Qual Saf Health Care 14:99-106 doi:10.1136/qshc.2004.011049
  • Original Article

Pursuing integration of performance measures into electronic medical records: beta-adrenergic receptor antagonist medications

  1. M Weiner1,2,3,
  2. T E Stump1,2,
  3. C M Callahan1,2,3,
  4. J N Lewis4,
  5. C J McDonald2,3
  1. 1Indiana University Center for Aging Research, Indianapolis, Indiana, USA
  2. 2Regenstrief Institute Inc, Indianapolis, Indiana, USA
  3. 3Department of Medicine, Indiana University, Indianapolis, Indiana, USA
  4. 4Health Care Excel Inc, Medicare Quality Improvement Organization, Indianapolis, Indiana, USA
  1. Correspondence to:
 Dr M Weiner
 Indiana University Center for Aging Research, Regenstrief Institute Inc, 1050 Wishard Blvd, Indianapolis, Indiana 46202-2872, USA;
  • Accepted 25 November 2004
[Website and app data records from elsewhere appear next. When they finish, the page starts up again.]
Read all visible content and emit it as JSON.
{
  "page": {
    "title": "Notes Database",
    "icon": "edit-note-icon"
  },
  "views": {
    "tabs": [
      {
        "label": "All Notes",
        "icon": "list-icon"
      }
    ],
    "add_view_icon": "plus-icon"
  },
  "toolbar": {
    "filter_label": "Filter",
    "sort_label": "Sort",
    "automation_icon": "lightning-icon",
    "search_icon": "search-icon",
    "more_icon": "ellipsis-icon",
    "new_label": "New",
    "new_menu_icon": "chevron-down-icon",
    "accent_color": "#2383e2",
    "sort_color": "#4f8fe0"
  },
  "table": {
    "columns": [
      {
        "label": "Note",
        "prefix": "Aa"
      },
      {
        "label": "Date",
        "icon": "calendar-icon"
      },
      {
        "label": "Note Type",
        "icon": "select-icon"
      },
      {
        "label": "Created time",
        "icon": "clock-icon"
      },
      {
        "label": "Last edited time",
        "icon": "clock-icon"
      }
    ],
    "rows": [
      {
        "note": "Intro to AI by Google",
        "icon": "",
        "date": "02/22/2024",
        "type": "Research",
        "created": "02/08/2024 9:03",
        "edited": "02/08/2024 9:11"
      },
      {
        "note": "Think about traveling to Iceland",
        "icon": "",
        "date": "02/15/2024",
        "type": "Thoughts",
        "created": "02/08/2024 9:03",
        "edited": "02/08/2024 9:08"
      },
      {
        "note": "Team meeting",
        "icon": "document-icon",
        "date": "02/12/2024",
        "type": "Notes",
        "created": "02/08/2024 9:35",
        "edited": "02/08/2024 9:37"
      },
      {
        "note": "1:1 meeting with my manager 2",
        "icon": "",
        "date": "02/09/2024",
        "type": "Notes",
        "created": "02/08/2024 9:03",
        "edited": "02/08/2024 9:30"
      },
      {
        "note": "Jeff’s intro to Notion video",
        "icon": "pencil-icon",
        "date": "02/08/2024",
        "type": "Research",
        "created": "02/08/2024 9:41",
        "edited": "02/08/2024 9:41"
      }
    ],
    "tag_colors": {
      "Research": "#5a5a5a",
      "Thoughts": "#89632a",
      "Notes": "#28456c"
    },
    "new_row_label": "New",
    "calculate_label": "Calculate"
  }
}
Objective: Electronic medical records seldom integrate performance indicators into daily operations. Assessing quality indicators traditionally requires resource intensive chart reviews of small samples. We sought to use an electronic medical record to assess use of β-adrenergic antagonist medications (β-blockers) following myocardial infarction, to compare a standardized manual assessment with assessment using electronic medical records, and to discuss potential for future integration of performance indicators into electronic records.

Design: Cross-sectional data analysis.

Setting: An urban academic medical center.

Participants: US Medicare beneficiaries 65 years of age or older, admitted to hospital with myocardial infarction between 1995 and 1999.

Measurements and main results: Manual chart review was compared with a computer driven assessment of electronic records. Administration of β-blockers and cases excluded from use of β-blockers were measured, based on Medicare criteria. Among 4490 older adults, 391 (4%) of 9018 hospital admissions contained codes for myocardial infarction. In 323 (83%) of the 391 hospital admissions, criteria for excluding β-blockers were met; 235 (60%) were excluded due to heart failure. Of 68 hospital admissions for myocardial infarction that did not meet exclusion criteria, physicians prescribed β-blockers in 49 (72%) on admission and 42 (62%) at discharge. Compared with manual chart review, electronic review had a sensitivity of 83–100% and led to fewer false negative findings.

Conclusions: An electronic medical records system can be used instead of chart review to measure use of β-blockers after myocardial infarction. This should lead to integration of real time automated performance measurement into electronic medical records.


  • This work has been supported by Regenstrief Institute Inc, Health Care Excel Inc, and Centers for Medicare and Medicaid Services. Dr Weiner is supported by grant number 5K23AG020088-02 from the National Institute on Aging (US). Dr Callahan is supported by NIA grant number AG 00868.

  • The authors have no conflicts of interest in this work.

  • The authors assume full responsibility for the accuracy and completeness of the ideas presented. This article is a direct result of the Health Care Quality Improvement Program initiated by the Centers for Medicare & Medicaid Services which has encouraged identification of quality improvement projects derived from analysis of patterns of care, and therefore required no special funding on the part of this contractor. Ideas and contributions to the author concerning experience in engaging with issues presented are welcomed.